The issue before the 10th circuit dealt with an issue of jurisdiction, not whether Native people could elude either the city of Tulsa police or Lighthorse police, both of which operate within city of Tulsa limits.
Since the McGirt decision, Hooper said the City of Tulsa and the state of Oklahoma lack jurisdiction to convict Native people within Indian Country. Tulsa's boundaries lie within both Cherokee, Muscogee and Osage lands.
“Some believe your heritage should also determine the speeds you drive on Oklahoma roads.”
It’s unclear who exactly “some,” are.
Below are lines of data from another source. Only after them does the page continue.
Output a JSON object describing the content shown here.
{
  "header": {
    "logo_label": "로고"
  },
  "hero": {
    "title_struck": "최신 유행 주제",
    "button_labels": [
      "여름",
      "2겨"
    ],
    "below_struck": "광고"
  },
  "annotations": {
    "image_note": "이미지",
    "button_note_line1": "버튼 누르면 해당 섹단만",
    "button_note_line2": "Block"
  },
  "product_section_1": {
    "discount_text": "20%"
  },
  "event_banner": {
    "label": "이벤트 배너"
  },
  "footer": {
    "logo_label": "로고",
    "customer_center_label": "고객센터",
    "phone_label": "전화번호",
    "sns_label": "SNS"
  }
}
Who are the people that think that heritage should determine which laws should be followed and others disregarded?
The City of Verdigris recently signed an agreement with the Cherokee Nation that will allow them to keep the revenue from traffic tickets given to Native Americans on the reservation. This is the 24th agreement that the Cherokee Nation has signed with municipalities to let them keep a portion of the revenue from traffic tickets given to Native people on the reservation.
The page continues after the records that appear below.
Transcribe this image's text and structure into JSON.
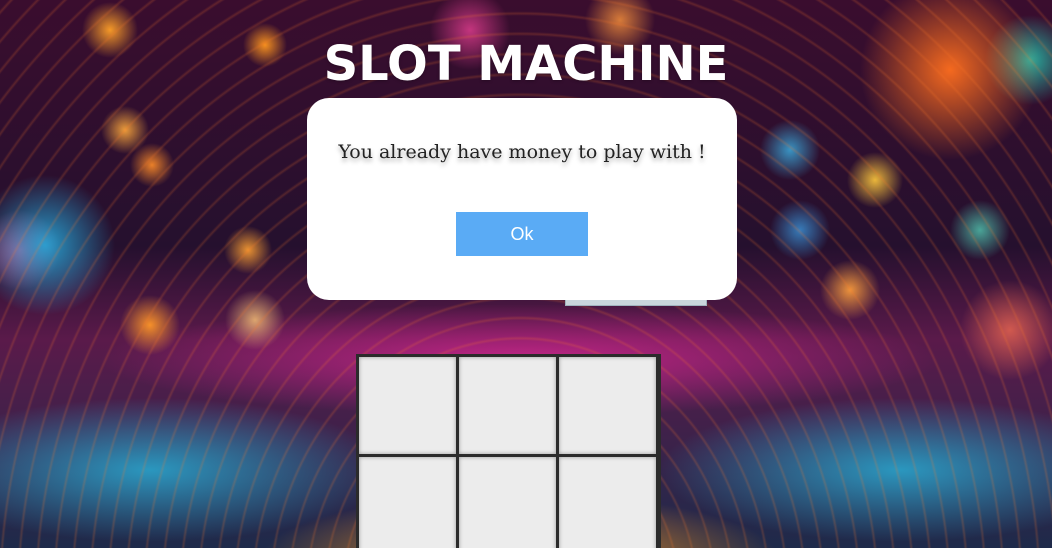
{
  "page": {
    "title": "SLOT MACHINE"
  },
  "modal": {
    "message": "You already have money to play with !",
    "ok_label": "Ok"
  },
  "slots": {
    "rows_visible": 2,
    "columns": 3
  },
  "colors": {
    "ok_button": "#5aabf5",
    "modal_background": "#ffffff",
    "slot_cell": "#ececec",
    "slot_frame": "#2b2b2b"
  }
}
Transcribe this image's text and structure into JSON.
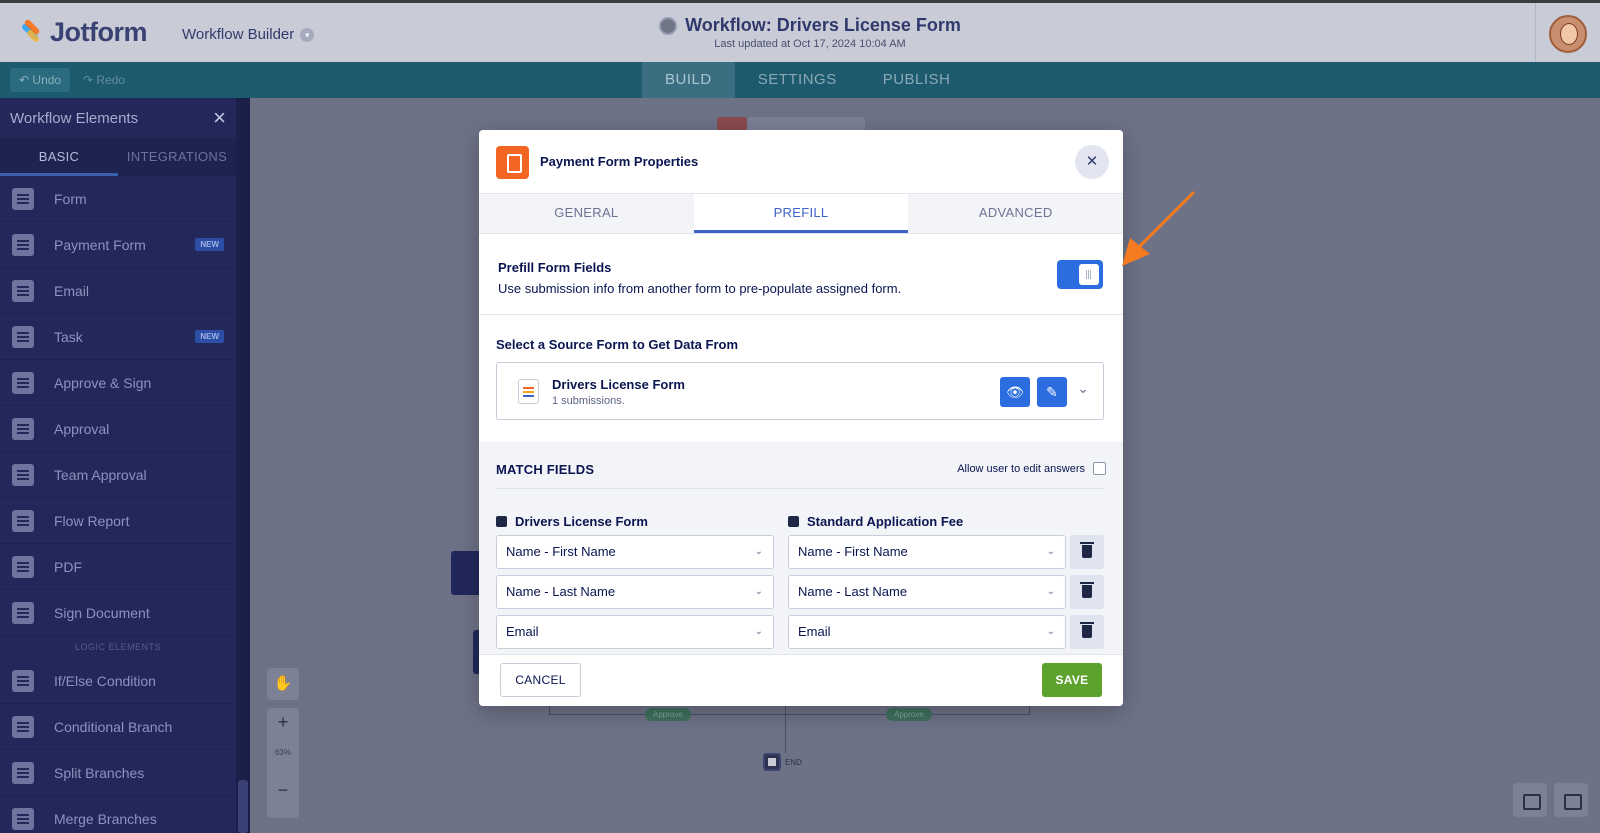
{
  "header": {
    "brand": "Jotform",
    "builder_label": "Workflow Builder",
    "title": "Workflow: Drivers License Form",
    "subtitle": "Last updated at Oct 17, 2024 10:04 AM"
  },
  "toolbar": {
    "undo_label": "Undo",
    "redo_label": "Redo",
    "tabs": [
      "BUILD",
      "SETTINGS",
      "PUBLISH"
    ],
    "active_tab": "BUILD"
  },
  "sidebar": {
    "title": "Workflow Elements",
    "tabs": [
      "BASIC",
      "INTEGRATIONS"
    ],
    "active_tab": "BASIC",
    "items": [
      {
        "label": "Form",
        "badge": ""
      },
      {
        "label": "Payment Form",
        "badge": "NEW"
      },
      {
        "label": "Email",
        "badge": ""
      },
      {
        "label": "Task",
        "badge": "NEW"
      },
      {
        "label": "Approve & Sign",
        "badge": ""
      },
      {
        "label": "Approval",
        "badge": ""
      },
      {
        "label": "Team Approval",
        "badge": ""
      },
      {
        "label": "Flow Report",
        "badge": ""
      },
      {
        "label": "PDF",
        "badge": ""
      },
      {
        "label": "Sign Document",
        "badge": ""
      }
    ],
    "logic_section": "LOGIC ELEMENTS",
    "logic_items": [
      {
        "label": "If/Else Condition"
      },
      {
        "label": "Conditional Branch"
      },
      {
        "label": "Split Branches"
      },
      {
        "label": "Merge Branches"
      }
    ]
  },
  "canvas": {
    "zoom_level": "63%",
    "approve_labels": [
      "Approve",
      "Approve"
    ],
    "end_label": "END"
  },
  "modal": {
    "title": "Payment Form Properties",
    "tabs": [
      "GENERAL",
      "PREFILL",
      "ADVANCED"
    ],
    "active_tab": "PREFILL",
    "prefill": {
      "title": "Prefill Form Fields",
      "description": "Use submission info from another form to pre-populate assigned form.",
      "enabled": true
    },
    "source": {
      "label": "Select a Source Form to Get Data From",
      "form_name": "Drivers License Form",
      "submissions": "1 submissions."
    },
    "match": {
      "title": "MATCH FIELDS",
      "allow_edit_label": "Allow user to edit answers",
      "allow_edit_checked": false,
      "left_header": "Drivers License Form",
      "right_header": "Standard Application Fee",
      "rows": [
        {
          "left": "Name - First Name",
          "right": "Name - First Name"
        },
        {
          "left": "Name - Last Name",
          "right": "Name - Last Name"
        },
        {
          "left": "Email",
          "right": "Email"
        }
      ]
    },
    "cancel_label": "CANCEL",
    "save_label": "SAVE"
  },
  "colors": {
    "brand_orange": "#f26522",
    "primary_blue": "#2b6de0",
    "save_green": "#5ea22e",
    "annotation_arrow": "#f47b20"
  }
}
Verdigris Chief of Police Jack Shackelford says it's not too big of a change for his officers.
"What it's going to do for us is it's going to streamline the process," Shackleford said. "Instead of having to send everybody over to Tahlequah to the Cherokee tribal courts, we can handle their cases here unless they want to contest it, then it goes to tribal court."
Cherokee Nation Principal Chief Chuck Hoskin Jr., said the agreement his tribal nation has with Verdigris is helpful. But, the nation also has its commitment to ensuring public safety.
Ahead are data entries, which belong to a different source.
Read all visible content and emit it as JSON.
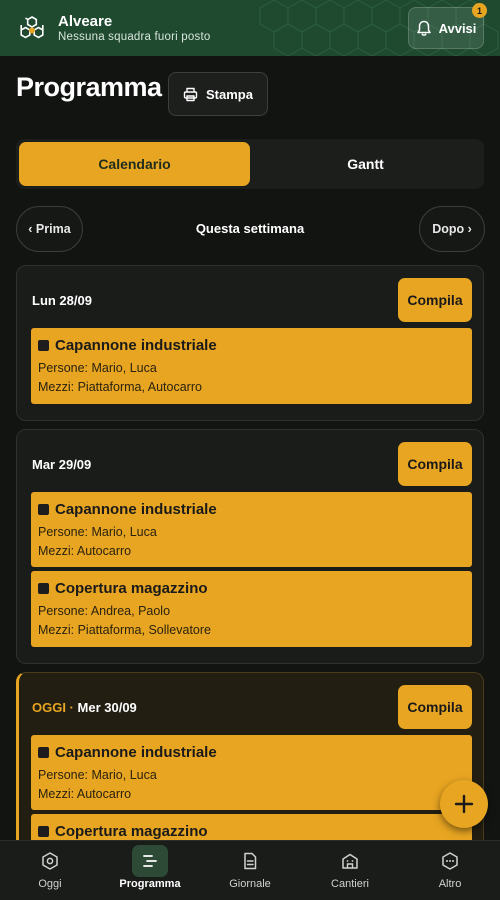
{
  "app": {
    "name": "Alveare",
    "subtitle": "Nessuna squadra fuori posto"
  },
  "alerts": {
    "label": "Avvisi",
    "count": "1"
  },
  "page": {
    "title": "Programma",
    "print_label": "Stampa"
  },
  "tabs": [
    {
      "label": "Calendario",
      "active": true
    },
    {
      "label": "Gantt",
      "active": false
    }
  ],
  "week_nav": {
    "prev_label": "‹ Prima",
    "current_label": "Questa settimana",
    "next_label": "Dopo ›"
  },
  "fill_label": "Compila",
  "days": [
    {
      "label": "Lun 28/09",
      "today": false,
      "jobs": [
        {
          "title": "Capannone industriale",
          "people": "Persone: Mario, Luca",
          "vehicles": "Mezzi: Piattaforma, Autocarro"
        }
      ]
    },
    {
      "label": "Mar 29/09",
      "today": false,
      "jobs": [
        {
          "title": "Capannone industriale",
          "people": "Persone: Mario, Luca",
          "vehicles": "Mezzi: Autocarro"
        },
        {
          "title": "Copertura magazzino",
          "people": "Persone: Andrea, Paolo",
          "vehicles": "Mezzi: Piattaforma, Sollevatore"
        }
      ]
    },
    {
      "today_tag": "OGGI ·",
      "label": "Mer 30/09",
      "today": true,
      "jobs": [
        {
          "title": "Capannone industriale",
          "people": "Persone: Mario, Luca",
          "vehicles": "Mezzi: Autocarro"
        },
        {
          "title": "Copertura magazzino"
        }
      ]
    }
  ],
  "bottom_nav": [
    {
      "label": "Oggi",
      "icon": "hexagon-icon",
      "active": false
    },
    {
      "label": "Programma",
      "icon": "schedule-icon",
      "active": true
    },
    {
      "label": "Giornale",
      "icon": "document-icon",
      "active": false
    },
    {
      "label": "Cantieri",
      "icon": "site-icon",
      "active": false
    },
    {
      "label": "Altro",
      "icon": "more-icon",
      "active": false
    }
  ],
  "colors": {
    "accent": "#e8a521",
    "header": "#1f4a30",
    "background": "#121412"
  }
}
“Irrespective of whether we have an agreement of any sort in place in any particular community within our reservation, it is important to understand that Cherokee Nation has a comprehensive criminal code substantially similar to the State of Oklahoma’s code,” Chief Hoskin said during the press conference
“This means that wild and irresponsible claims that tribal citizens are not subject to traffic laws are simply false.”
Choctaw Nation of Oklahoma Chief Gary Batton panned Stitt’s video and said his tribal nation is working hard to enforce laws.
“Once again, Gov. Stitt is misrepresenting the facts. The Hooper decision does not exempt anyone from the law, it merely clarifies jurisdiction issues involving Native Americans on reservations established by Congress,” Batton said in a written statement. “Since 2020, the Choctaw Nation has filed more than 3,500 cases in our courts, hired 150 new workers in our legal system, added 47 new police officers and investigators and established a public defender’s office.
“We are committed to enforcing the law and protecting our communities.”
Is there a separate speed limit for an Indigenous driver on a reservation?
Native drivers will be pulled over for driving over the speed limit – the same speed limit as anyone else.
Verdigris Police Lt. Lance Jensen laid out how traffic tickets are given to tribal citizens.
"The first thing I do is determine whether or not they're a tribal citizen, because that will dictate which jurisdiction that offense occurred in," Jensen said.
It’s actually pretty simple.
"If a citation is issued, it will be issued into the jurisdiction that it needs to be issued in," he said.
Cross-deputizations between tribal police and city police gives both the power to make an arrest or to write a ticket.